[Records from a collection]
Start of Block
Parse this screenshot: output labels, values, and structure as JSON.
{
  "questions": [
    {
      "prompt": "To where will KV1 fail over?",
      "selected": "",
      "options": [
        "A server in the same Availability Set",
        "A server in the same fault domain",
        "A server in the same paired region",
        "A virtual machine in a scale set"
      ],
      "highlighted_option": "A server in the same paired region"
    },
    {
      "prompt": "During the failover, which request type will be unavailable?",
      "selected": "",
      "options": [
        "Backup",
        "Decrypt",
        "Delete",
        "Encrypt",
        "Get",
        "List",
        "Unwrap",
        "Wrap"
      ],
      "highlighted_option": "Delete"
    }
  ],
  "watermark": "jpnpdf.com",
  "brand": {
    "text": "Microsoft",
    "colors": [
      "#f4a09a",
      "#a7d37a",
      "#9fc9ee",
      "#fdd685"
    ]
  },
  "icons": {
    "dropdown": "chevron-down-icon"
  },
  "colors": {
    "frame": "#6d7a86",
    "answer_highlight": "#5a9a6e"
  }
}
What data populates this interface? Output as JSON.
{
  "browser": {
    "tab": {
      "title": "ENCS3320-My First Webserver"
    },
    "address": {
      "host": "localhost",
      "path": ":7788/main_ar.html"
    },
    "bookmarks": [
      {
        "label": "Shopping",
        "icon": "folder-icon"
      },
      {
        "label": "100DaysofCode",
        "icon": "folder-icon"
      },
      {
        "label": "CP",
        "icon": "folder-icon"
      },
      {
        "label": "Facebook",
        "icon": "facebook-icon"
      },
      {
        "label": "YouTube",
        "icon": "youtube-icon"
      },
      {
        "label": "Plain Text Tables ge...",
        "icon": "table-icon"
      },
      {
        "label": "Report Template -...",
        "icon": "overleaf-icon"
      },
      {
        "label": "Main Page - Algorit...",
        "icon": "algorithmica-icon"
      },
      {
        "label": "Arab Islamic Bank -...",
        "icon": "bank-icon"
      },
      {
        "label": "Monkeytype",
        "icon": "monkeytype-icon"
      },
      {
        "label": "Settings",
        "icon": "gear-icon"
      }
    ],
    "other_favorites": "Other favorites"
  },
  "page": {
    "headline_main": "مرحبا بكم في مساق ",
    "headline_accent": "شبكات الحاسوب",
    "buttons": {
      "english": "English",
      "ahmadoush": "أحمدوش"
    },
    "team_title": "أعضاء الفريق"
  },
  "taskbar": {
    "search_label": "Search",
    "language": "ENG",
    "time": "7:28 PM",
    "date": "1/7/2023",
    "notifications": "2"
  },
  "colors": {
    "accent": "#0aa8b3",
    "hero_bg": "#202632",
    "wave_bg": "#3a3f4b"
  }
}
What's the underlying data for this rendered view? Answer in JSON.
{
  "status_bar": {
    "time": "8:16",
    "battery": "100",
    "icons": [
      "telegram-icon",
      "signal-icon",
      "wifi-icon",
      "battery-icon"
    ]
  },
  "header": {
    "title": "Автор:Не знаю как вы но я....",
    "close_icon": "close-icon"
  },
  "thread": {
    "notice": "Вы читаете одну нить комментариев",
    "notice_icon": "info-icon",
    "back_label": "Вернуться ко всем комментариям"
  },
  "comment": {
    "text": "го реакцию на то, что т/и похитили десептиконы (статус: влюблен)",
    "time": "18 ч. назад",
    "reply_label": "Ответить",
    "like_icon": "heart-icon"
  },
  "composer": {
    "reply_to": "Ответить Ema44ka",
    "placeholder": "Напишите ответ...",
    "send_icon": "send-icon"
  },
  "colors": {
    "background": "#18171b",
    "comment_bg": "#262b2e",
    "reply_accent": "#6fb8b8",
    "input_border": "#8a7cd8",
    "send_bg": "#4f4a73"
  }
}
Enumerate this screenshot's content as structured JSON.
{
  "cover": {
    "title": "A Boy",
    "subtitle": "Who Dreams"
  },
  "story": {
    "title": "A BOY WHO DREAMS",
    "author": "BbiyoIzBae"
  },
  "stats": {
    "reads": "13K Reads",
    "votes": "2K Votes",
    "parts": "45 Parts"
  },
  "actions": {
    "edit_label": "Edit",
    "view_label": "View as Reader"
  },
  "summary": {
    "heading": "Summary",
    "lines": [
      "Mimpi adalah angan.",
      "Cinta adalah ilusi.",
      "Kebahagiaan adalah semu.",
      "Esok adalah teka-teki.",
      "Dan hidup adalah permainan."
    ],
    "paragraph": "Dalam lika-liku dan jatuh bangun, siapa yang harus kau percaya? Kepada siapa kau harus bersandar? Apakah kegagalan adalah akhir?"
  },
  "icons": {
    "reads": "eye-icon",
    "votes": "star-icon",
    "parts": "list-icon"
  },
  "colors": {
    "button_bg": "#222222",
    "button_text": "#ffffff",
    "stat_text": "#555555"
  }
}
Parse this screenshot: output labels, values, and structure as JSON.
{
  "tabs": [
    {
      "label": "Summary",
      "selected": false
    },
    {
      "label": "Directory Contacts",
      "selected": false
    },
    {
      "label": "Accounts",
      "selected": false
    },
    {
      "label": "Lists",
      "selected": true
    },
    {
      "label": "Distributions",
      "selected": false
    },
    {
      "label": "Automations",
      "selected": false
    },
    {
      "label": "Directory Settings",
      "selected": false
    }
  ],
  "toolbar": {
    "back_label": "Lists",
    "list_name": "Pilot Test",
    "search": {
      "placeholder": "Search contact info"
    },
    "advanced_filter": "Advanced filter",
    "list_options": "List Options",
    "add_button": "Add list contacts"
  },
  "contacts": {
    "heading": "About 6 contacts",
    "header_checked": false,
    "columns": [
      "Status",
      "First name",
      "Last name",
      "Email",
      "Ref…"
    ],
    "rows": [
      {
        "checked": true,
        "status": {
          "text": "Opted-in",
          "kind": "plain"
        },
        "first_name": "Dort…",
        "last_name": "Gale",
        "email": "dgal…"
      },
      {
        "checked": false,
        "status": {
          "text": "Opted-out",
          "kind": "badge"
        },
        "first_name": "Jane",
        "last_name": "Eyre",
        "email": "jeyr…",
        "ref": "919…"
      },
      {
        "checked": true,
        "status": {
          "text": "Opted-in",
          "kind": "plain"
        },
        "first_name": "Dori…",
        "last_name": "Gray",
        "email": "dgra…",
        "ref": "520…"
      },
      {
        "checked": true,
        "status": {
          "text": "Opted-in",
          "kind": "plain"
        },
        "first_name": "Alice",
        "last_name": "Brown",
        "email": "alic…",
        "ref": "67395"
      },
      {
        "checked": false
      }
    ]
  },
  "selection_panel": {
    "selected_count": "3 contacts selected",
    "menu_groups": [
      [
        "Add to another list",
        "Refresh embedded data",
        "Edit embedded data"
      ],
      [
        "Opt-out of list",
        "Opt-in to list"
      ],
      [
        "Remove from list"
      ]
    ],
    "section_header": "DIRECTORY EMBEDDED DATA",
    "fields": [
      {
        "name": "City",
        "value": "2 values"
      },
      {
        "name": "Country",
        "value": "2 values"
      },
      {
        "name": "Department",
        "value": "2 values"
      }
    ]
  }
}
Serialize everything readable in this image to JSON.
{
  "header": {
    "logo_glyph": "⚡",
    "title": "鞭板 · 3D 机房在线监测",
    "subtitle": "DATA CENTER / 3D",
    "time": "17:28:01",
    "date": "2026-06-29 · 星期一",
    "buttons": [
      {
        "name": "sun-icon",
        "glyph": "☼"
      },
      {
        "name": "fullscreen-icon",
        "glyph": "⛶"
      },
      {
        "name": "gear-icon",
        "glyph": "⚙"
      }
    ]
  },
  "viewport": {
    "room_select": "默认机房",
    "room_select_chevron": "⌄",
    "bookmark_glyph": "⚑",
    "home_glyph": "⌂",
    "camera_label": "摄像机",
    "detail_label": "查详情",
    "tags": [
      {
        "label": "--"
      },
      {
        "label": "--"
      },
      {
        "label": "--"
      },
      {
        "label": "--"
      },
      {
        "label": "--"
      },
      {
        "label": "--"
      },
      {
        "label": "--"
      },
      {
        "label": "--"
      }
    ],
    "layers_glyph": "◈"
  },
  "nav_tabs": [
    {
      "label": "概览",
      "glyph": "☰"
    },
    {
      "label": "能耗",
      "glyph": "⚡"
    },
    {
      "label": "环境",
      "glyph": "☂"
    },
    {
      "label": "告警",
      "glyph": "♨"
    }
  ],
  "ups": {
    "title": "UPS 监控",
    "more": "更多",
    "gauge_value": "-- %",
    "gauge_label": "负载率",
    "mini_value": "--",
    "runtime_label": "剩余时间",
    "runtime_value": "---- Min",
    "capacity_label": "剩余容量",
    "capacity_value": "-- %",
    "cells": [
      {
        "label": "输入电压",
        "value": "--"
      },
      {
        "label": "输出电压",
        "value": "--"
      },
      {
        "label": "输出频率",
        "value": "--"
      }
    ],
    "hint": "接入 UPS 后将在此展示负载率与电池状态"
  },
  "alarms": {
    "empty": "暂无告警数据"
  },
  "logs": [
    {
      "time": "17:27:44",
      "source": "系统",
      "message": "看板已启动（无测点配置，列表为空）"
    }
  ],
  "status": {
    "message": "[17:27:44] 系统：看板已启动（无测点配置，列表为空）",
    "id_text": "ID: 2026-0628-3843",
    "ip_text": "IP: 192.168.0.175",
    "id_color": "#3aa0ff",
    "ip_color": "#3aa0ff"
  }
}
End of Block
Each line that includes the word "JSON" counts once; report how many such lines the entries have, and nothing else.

■ Written solution
6